[Task item]: Every line that contains "Planung" must be located and copied from the data.

[Stored data]:

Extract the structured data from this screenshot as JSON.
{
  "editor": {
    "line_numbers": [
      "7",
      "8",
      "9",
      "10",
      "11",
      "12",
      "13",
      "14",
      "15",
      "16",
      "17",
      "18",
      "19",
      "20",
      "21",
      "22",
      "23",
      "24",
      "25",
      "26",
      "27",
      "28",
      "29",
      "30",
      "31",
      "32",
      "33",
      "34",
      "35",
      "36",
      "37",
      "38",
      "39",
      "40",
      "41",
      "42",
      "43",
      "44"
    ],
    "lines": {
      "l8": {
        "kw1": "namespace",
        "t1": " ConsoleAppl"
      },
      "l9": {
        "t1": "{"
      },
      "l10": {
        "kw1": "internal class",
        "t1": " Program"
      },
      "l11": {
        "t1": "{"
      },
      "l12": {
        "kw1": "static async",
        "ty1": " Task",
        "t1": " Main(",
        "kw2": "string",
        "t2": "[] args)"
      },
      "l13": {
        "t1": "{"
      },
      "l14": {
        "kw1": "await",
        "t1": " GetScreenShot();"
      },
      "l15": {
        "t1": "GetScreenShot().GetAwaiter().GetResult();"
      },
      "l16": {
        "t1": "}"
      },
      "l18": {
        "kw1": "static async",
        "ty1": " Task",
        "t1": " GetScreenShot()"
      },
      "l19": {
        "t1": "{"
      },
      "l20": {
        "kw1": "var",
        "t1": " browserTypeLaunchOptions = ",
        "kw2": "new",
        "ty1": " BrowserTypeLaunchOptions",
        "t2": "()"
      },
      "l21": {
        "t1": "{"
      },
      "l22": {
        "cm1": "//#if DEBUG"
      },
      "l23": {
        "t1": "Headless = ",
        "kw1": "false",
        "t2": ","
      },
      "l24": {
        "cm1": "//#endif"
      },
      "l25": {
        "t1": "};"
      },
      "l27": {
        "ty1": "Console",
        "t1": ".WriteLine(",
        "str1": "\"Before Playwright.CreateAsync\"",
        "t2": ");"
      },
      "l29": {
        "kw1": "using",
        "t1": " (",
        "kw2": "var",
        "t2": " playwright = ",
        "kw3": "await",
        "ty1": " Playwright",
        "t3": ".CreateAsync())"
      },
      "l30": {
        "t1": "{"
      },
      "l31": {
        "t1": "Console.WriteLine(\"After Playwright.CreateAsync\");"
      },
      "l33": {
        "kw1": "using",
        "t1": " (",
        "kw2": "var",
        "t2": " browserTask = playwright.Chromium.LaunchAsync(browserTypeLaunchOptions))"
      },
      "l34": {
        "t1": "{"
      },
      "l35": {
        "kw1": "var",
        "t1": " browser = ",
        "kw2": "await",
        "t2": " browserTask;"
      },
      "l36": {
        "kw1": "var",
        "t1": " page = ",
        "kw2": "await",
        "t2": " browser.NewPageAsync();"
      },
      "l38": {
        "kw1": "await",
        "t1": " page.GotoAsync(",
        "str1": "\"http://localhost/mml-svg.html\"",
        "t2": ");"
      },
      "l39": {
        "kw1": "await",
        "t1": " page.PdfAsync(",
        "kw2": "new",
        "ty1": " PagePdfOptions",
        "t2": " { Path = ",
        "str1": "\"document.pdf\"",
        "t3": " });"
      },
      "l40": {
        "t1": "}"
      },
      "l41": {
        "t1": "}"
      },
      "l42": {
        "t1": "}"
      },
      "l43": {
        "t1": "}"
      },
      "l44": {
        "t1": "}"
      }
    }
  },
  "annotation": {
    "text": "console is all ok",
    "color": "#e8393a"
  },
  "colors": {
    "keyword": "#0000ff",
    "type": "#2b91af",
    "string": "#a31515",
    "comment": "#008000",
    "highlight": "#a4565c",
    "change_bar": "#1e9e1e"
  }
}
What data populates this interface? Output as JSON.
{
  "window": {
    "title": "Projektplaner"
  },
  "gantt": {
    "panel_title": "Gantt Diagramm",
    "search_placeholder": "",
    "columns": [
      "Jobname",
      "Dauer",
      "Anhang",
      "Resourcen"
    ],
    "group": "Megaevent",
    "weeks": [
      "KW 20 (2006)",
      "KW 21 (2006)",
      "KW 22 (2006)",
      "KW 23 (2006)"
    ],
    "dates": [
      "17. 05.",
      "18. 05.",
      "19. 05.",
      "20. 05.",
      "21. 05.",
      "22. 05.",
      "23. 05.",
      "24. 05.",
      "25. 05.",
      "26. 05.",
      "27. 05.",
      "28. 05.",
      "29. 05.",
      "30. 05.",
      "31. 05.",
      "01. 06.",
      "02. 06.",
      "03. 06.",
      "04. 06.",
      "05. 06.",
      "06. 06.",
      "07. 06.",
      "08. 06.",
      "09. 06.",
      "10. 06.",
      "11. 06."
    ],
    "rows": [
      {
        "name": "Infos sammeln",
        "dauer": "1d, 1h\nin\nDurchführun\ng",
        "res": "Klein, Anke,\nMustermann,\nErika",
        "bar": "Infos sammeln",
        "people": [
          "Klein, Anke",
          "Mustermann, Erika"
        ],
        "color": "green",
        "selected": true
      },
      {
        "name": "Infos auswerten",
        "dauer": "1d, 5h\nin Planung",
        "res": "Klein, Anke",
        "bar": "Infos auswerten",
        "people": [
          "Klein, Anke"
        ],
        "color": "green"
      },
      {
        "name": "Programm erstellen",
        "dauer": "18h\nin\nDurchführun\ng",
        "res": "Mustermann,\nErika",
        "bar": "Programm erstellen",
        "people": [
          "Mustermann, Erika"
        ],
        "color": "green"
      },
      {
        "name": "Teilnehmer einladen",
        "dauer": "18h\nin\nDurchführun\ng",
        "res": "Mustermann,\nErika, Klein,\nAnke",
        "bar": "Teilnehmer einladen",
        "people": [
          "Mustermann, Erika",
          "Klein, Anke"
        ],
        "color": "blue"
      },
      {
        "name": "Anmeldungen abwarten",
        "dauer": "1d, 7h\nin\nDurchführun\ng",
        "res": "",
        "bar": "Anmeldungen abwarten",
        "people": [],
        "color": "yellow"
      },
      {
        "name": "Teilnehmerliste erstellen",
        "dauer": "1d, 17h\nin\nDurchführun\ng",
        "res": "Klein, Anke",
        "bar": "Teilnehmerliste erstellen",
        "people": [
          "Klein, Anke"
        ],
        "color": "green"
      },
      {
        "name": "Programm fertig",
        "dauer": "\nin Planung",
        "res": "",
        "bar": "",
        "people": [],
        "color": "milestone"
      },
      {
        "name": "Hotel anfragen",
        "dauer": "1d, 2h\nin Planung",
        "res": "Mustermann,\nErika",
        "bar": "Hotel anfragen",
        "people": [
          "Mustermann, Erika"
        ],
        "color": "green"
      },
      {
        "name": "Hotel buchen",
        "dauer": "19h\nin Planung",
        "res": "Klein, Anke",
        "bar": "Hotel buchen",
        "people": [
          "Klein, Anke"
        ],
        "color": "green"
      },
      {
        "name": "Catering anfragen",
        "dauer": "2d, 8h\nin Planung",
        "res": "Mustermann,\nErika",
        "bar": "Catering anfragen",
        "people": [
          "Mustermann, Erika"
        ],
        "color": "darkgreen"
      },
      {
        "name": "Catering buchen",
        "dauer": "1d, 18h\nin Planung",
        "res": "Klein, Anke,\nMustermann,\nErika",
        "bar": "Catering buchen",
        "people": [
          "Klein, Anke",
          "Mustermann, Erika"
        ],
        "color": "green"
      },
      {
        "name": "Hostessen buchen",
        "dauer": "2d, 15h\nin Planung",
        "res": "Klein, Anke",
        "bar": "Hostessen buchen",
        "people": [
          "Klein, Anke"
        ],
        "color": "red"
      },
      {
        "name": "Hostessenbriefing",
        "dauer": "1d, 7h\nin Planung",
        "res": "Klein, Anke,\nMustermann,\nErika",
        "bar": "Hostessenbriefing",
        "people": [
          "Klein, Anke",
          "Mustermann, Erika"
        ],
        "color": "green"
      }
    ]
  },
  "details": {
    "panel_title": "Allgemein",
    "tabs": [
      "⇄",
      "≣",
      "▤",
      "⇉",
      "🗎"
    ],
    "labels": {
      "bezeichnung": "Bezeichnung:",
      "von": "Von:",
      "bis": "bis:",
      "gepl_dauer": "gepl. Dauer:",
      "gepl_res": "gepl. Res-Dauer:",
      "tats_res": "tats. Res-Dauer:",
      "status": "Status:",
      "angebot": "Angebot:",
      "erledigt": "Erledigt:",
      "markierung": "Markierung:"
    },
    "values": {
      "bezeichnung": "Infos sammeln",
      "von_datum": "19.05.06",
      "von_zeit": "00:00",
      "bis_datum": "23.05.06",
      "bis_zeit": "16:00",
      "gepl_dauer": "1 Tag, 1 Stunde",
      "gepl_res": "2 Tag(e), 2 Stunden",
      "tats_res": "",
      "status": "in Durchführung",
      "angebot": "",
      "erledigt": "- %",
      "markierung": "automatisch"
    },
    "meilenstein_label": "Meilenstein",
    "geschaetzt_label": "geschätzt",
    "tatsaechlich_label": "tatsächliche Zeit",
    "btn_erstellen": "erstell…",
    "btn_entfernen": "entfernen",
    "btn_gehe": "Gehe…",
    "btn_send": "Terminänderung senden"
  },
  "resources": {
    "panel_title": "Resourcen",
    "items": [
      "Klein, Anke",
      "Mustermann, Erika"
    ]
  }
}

[Solution below]:
        "dauer": "1d, 5h\nin Planung",
        "dauer": "\nin Planung",
        "dauer": "1d, 2h\nin Planung",
        "dauer": "19h\nin Planung",
        "dauer": "2d, 8h\nin Planung",
        "dauer": "1d, 18h\nin Planung",
        "dauer": "2d, 15h\nin Planung",
        "dauer": "1d, 7h\nin Planung",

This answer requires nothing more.